Angelic Bessermin has learned how to care for her son just in time to lose him.
Bessermin, 29, is among an estimated 100 families who rely on a supervised visitation program that will end Friday because the YWCA says it’s losing too much money providing it.
“How am I going to get my son?” asked the recovering drug addict. “This is a huge support system, and they just yanked it out from beneath me.”
The YWCA blames the state Department of Social and Health Services, which rejected requests to boost spending to cover the program’s estimated $200,000 in losses during its first year. State officials say the YWCA’s financial demands were too high and that the Spokane program already is getting more money per hour than the statewide average.
At stake is the Spokane region’s largest supervised visitation program that provides troubled families with combined counseling, education and transportation services designed to help reunite them. The state is scrambling to find alternatives, but officials acknowledge the loss of the YWCA program will be significant.
YWCA Executive Director Monica Walters called the development unfortunate.
“They don’t pay for things like canceled visits or no-shows,” said Walters. “We don’t have the fundraising stream for it.” As many as 25 YWCA employees will also be out of a job when the program ends.
Walters considers her request for more money reasonable. “It’s an unfortunate situation. These children and these families really need help, and the state is mandated to provide that service,” she said. “When we told them that it cost us more to do this than we were being reimbursed we had no recourse but to adjust the contract.”

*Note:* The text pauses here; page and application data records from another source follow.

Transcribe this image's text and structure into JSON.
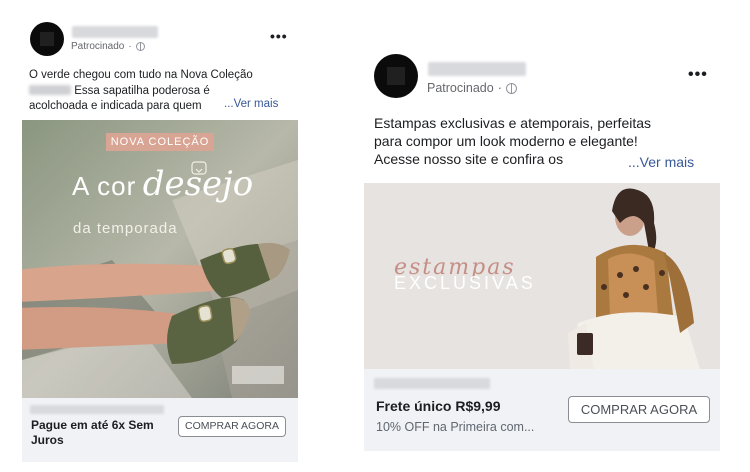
{
  "ad_left": {
    "sponsored_label": "Patrocinado",
    "more_icon": "more-options-icon",
    "privacy_icon": "globe-icon",
    "text_line1": "O verde chegou com tudo na Nova Coleção",
    "text_line2": "Essa sapatilha poderosa é",
    "text_line3": "acolchoada e indicada para quem",
    "see_more": "...Ver mais",
    "creative": {
      "badge": "NOVA COLEÇÃO",
      "headline_part1": "A cor",
      "headline_script": "desejo",
      "headline_part2": "da temporada"
    },
    "footer": {
      "headline": "Pague em até 6x Sem Juros",
      "cta": "COMPRAR AGORA"
    }
  },
  "ad_right": {
    "sponsored_label": "Patrocinado",
    "more_icon": "more-options-icon",
    "privacy_icon": "globe-icon",
    "text_line1": "Estampas exclusivas e atemporais, perfeitas",
    "text_line2": "para compor um look moderno e elegante!",
    "text_line3": "Acesse nosso site e confira os",
    "see_more": "...Ver mais",
    "creative": {
      "script_text": "estampas",
      "caps_text": "EXCLUSIVAS"
    },
    "footer": {
      "headline": "Frete único R$9,99",
      "description": "10% OFF na Primeira com...",
      "cta": "COMPRAR AGORA"
    }
  }
}
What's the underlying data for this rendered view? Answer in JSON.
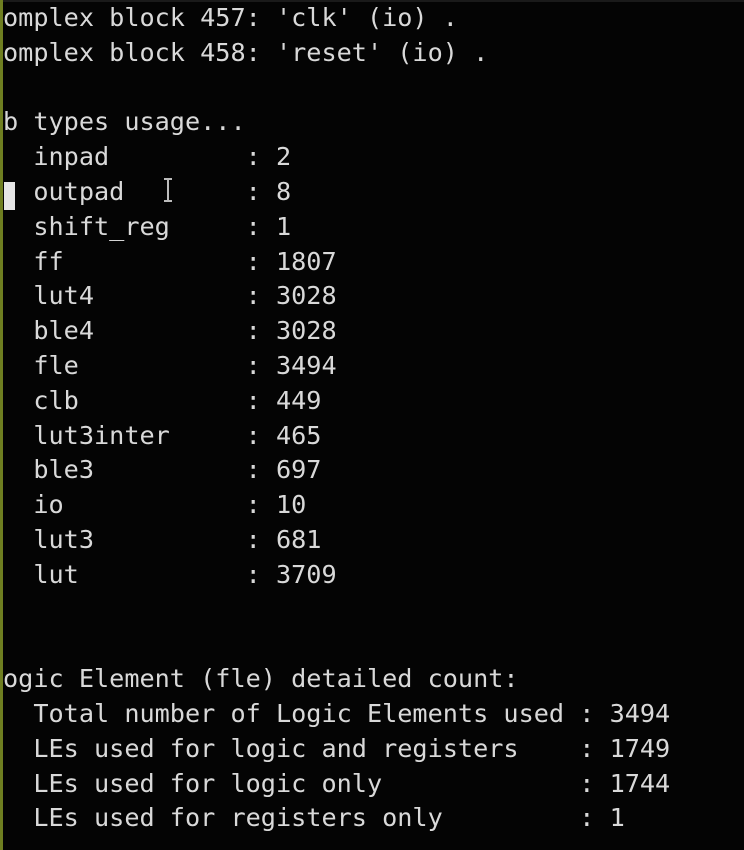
{
  "terminal": {
    "lines": [
      "omplex block 457: 'clk' (io) .",
      "omplex block 458: 'reset' (io) .",
      "",
      "b types usage...",
      "  inpad         : 2",
      "  outpad        : 8",
      "  shift_reg     : 1",
      "  ff            : 1807",
      "  lut4          : 3028",
      "  ble4          : 3028",
      "  fle           : 3494",
      "  clb           : 449",
      "  lut3inter     : 465",
      "  ble3          : 697",
      "  io            : 10",
      "  lut3          : 681",
      "  lut           : 3709",
      "",
      "",
      "ogic Element (fle) detailed count:",
      "  Total number of Logic Elements used : 3494",
      "  LEs used for logic and registers    : 1749",
      "  LEs used for logic only             : 1744",
      "  LEs used for registers only         : 1"
    ]
  },
  "colors": {
    "background": "#040404",
    "text": "#d9d9d9",
    "left_stripe": "#6f7f21"
  },
  "icons": {
    "cursor": "text-cursor-block",
    "mouse_pointer": "ibeam-icon"
  }
}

Walters said the YWCA sent a negotiated bid to the state two months ago and was told just last week that Child and Family Services could not increase the funding.
The state’s regional administrator in charge of children’s services, Marty Butkovich, said the department was already paying $28 an hour to the YWCA, which is $7 more than the statewide average. He said the YWCA wanted up to $40 per hour for the services they provide, such as picking up children and bringing them to the center.
“We also have a budget to maintain,” Butkovich said. But he said the state recognizes the importance of the program and is hustling to find alternative venues, even in the division’s own office.
“We don’t want to disrupt something that has been in place for a period of time,” said Butkovich. “It will be OK, though. I’m optimistic” about finding alternative services. He said at least two other agencies have expressed interest in establishing a program but could not name them yet.
Children’s advocates within the Spokane court system call the YWCA program a vital service to the community, one that some estranged parents and children rely on heavily for re-establishing family bonds. The cancellation “can have a significant impact on the children maintaining contact with their parents, provided there isn’t another supervising service available,” said Court Appointed Special Advocate Program Coordinator Patrick Donahue.
Donahue said therapists and case workers sometimes offer supervision or transportation for families, but the YWCA provided the major source for visits. He said he has 1,060 active dependency cases, and many of them involve requirements that families visit only in court-approved supervised settings.
Watching closely is Bessermin. She has worked with a YWCA caseworker for nine months and sees her son for six hours three times a week. She has learned to “enhance the bond by getting on eye level” with the special-needs 8-month-old and has made so much progress the caseworker now brings the child to Bessermin’s home instead of the center.
“We are educated because of the (program),” Bessermin said, explaining that her boyfriend has learned how to bathe the child and interact with him. The caseworker “helped us set goals so he could be developmentally up to age. She gives me resources, and it keeps my mindset positive. To lose that would be horrible now.”
Bessermin said it has motivated her to remain drug-free.
“They have been so awesome and so right there for me and so consistent,” she said. “This is a big loss for me.”